I get emotionally overwhelmed when I read or watch these stories of normal people pushed beyond civilized limits simply by the refusal to die. Time and again we see the theme of their performance motivated not by an innate sense of heroism but by the simple calculation that the only other option was to quit and die. This indomitability of spirit fascinates me.

Highly Recommended

Falling Free & The Martian: Book Reviews

I just finished up the second of two fabulous of sci-fi books, Falling Free by Lois McMaster Bujold and The Martian by Andy Weir. Falling Free was a gift from a Sekrit Santa last year that I finally got around to reading. I happened to read a little bit about The Martian in this interview with the author and the exuberance for the book motivated me to splurge and read it immediately. I inhaled it and rank it up there with Wool.

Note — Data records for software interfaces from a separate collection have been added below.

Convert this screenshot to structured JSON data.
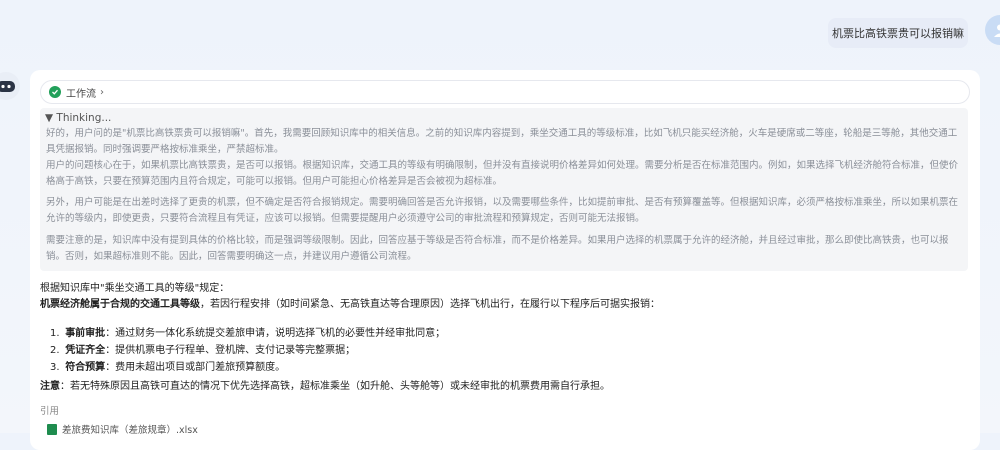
{
  "user": {
    "message": "机票比高铁票贵可以报销嘛"
  },
  "workflow": {
    "label": "工作流"
  },
  "thinking": {
    "header": "▼ Thinking...",
    "p1": "好的，用户问的是\"机票比高铁票贵可以报销嘛\"。首先，我需要回顾知识库中的相关信息。之前的知识库内容提到，乘坐交通工具的等级标准，比如飞机只能买经济舱，火车是硬席或二等座，轮船是三等舱，其他交通工具凭据报销。同时强调要严格按标准乘坐，严禁超标准。",
    "p2": "用户的问题核心在于，如果机票比高铁票贵，是否可以报销。根据知识库，交通工具的等级有明确限制，但并没有直接说明价格差异如何处理。需要分析是否在标准范围内。例如，如果选择飞机经济舱符合标准，但使价格高于高铁，只要在预算范围内且符合规定，可能可以报销。但用户可能担心价格差异是否会被视为超标准。",
    "p3": "另外，用户可能是在出差时选择了更贵的机票，但不确定是否符合报销规定。需要明确回答是否允许报销，以及需要哪些条件，比如提前审批、是否有预算覆盖等。但根据知识库，必须严格按标准乘坐，所以如果机票在允许的等级内，即使更贵，只要符合流程且有凭证，应该可以报销。但需要提醒用户必须遵守公司的审批流程和预算规定，否则可能无法报销。",
    "p4": "需要注意的是，知识库中没有提到具体的价格比较，而是强调等级限制。因此，回答应基于等级是否符合标准，而不是价格差异。如果用户选择的机票属于允许的经济舱，并且经过审批，那么即使比高铁贵，也可以报销。否则，如果超标准则不能。因此，回答需要明确这一点，并建议用户遵循公司流程。"
  },
  "answer": {
    "intro": "根据知识库中\"乘坐交通工具的等级\"规定：",
    "rule_bold": "机票经济舱属于合规的交通工具等级",
    "rule_rest": "，若因行程安排（如时间紧急、无高铁直达等合理原因）选择飞机出行，在履行以下程序后可据实报销：",
    "items": [
      {
        "num": "1.",
        "title": "事前审批",
        "text": "：通过财务一体化系统提交差旅申请，说明选择飞机的必要性并经审批同意；"
      },
      {
        "num": "2.",
        "title": "凭证齐全",
        "text": "：提供机票电子行程单、登机牌、支付记录等完整票据；"
      },
      {
        "num": "3.",
        "title": "符合预算",
        "text": "：费用未超出项目或部门差旅预算额度。"
      }
    ],
    "note_bold": "注意",
    "note_rest": "：若无特殊原因且高铁可直达的情况下优先选择高铁，超标准乘坐（如升舱、头等舱等）或未经审批的机票费用需自行承担。"
  },
  "citation": {
    "label": "引用",
    "file": "差旅费知识库（差旅规章）.xlsx"
  }
}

Falling Free won a Nebula in 1988 or ’89 and was Hugo nominated, all for good reason. It takes place in a relatively small world, a mining platform in deep space, and only has a handful of main characters. But the character development and use of the limited environment (there’s a little bit of action on the surface of a nearby planet) combine for an immersive read. It’s a story about  exploitation and innocence that never even risks falling into preachy territory. A galaxy-renowned engineer is hired on to teach space-welding and fabrication to a new construction team. When he arrives on site, he learns that the “team” is 1000 kids genetically modified to live in zero-G atmospheres, including genetic mods that eliminated their legs but grew an extra set of arms from their pelvis. He soon learns that part of the reason the station is in deep in space is to avoid laws against such manipulations. He then discovers that the kids aren’t even considered human; they are corporate property, technically classified as post-embryonic tissue cultures. This is the stage for the ethical and moral arc that carry the story.

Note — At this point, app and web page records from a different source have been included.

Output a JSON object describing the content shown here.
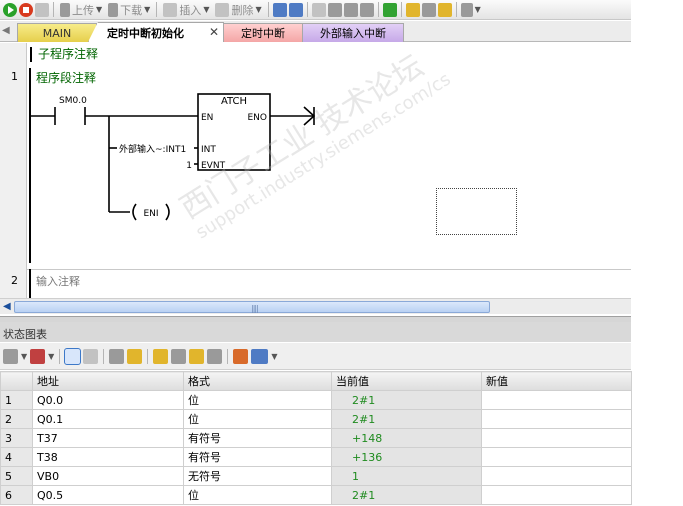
{
  "toolbar": {
    "upload_label": "上传",
    "download_label": "下载",
    "insert_label": "插入",
    "delete_label": "删除"
  },
  "tabs": {
    "main": "MAIN",
    "active": "定时中断初始化",
    "interrupt": "定时中断",
    "external": "外部输入中断"
  },
  "editor": {
    "sub_comment": "子程序注释",
    "network1": {
      "number": "1",
      "comment": "程序段注释",
      "contact_label": "SM0.0",
      "box_title": "ATCH",
      "pin_en": "EN",
      "pin_eno": "ENO",
      "pin_int": "INT",
      "pin_evnt": "EVNT",
      "int_operand": "外部输入~:INT1",
      "evnt_operand": "1",
      "coil_label": "ENI"
    },
    "network2": {
      "number": "2",
      "comment": "输入注释"
    }
  },
  "panel": {
    "title": "状态图表",
    "columns": [
      "",
      "地址",
      "格式",
      "当前值",
      "新值"
    ],
    "rows": [
      {
        "n": "1",
        "addr": "Q0.0",
        "fmt": "位",
        "cur": "2#1",
        "new": ""
      },
      {
        "n": "2",
        "addr": "Q0.1",
        "fmt": "位",
        "cur": "2#1",
        "new": ""
      },
      {
        "n": "3",
        "addr": "T37",
        "fmt": "有符号",
        "cur": "+148",
        "new": ""
      },
      {
        "n": "4",
        "addr": "T38",
        "fmt": "有符号",
        "cur": "+136",
        "new": ""
      },
      {
        "n": "5",
        "addr": "VB0",
        "fmt": "无符号",
        "cur": "1",
        "new": ""
      },
      {
        "n": "6",
        "addr": "Q0.5",
        "fmt": "位",
        "cur": "2#1",
        "new": ""
      }
    ]
  },
  "watermark": {
    "line1": "西门子工业 技术论坛",
    "line2": "support.industry.siemens.com/cs"
  }
}
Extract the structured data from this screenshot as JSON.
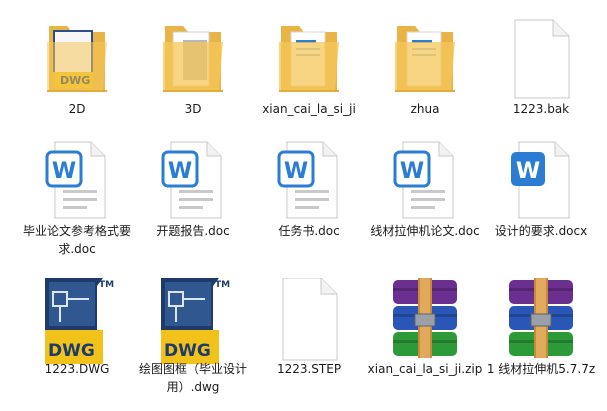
{
  "files": [
    {
      "name": "2D",
      "icon": "folder-icon"
    },
    {
      "name": "3D",
      "icon": "folder-icon"
    },
    {
      "name": "xian_cai_la_si_ji",
      "icon": "folder-icon"
    },
    {
      "name": "zhua",
      "icon": "folder-icon"
    },
    {
      "name": "1223.bak",
      "icon": "blank-file-icon"
    },
    {
      "name": "毕业论文参考格式要求.doc",
      "icon": "word-doc-icon"
    },
    {
      "name": "开题报告.doc",
      "icon": "word-doc-icon"
    },
    {
      "name": "任务书.doc",
      "icon": "word-doc-icon"
    },
    {
      "name": "线材拉伸机论文.doc",
      "icon": "word-doc-icon"
    },
    {
      "name": "设计的要求.docx",
      "icon": "word-docx-icon"
    },
    {
      "name": "1223.DWG",
      "icon": "dwg-file-icon"
    },
    {
      "name": "绘图图框（毕业设计用）.dwg",
      "icon": "dwg-file-icon"
    },
    {
      "name": "1223.STEP",
      "icon": "blank-file-icon"
    },
    {
      "name": "xian_cai_la_si_ji.zip",
      "icon": "winrar-archive-icon"
    },
    {
      "name": "1 线材拉伸机5.7.7z",
      "icon": "winrar-archive-icon"
    }
  ],
  "icon_text": {
    "word": "W",
    "dwg": "DWG",
    "tm": "TM"
  },
  "colors": {
    "folder": "#f5c75a",
    "word_blue": "#2b7cd3",
    "dwg_yellow": "#f0c21a",
    "dwg_navy": "#1f3b6b"
  }
}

Bujold’s limited dialogue is very natural and engaging and she captures personality well. Falling Free is a quick read but I hate to label it an airplane book since that seems like damning with faint praise. It’s a quality story with enough sci-fi in it to keep it fresh but the moral and ethical dimensions of the tale ensure that it will stick in memory as a great book.

The Martian is like Wool in more ways than one. It takes place in a recognizable world, is full of tension and excitement and humor and mystery, and was self-published by an unknown author before going on to widespread popularity. It is yet another excellent example of how communication technology contributes to a world very different from the one I grew up in. The title refers to an astronaut accidentally left behind on Mars after a catastrophic incident with his research team. He has to figure a way to survive 4 more years until the next scheduled research team lands on the planet. The book is written in 1st person, his logbook, a device that eliminates the sure knowledge that he survives the ordeal. He has plenty of obstacles to survival and while he’s a pretty sharp astronaut, he isn’t perfect. The combination of the harsh environment, limited capacity to forge survival, and a few bits of luck both good and bad make this an engrossing, exciting tale. I couldn’t stop thinking about it and read it every second I had outside of work and sleep.

Both of these books are highly recommended, but if you were to pick just one for now, go with The Martian.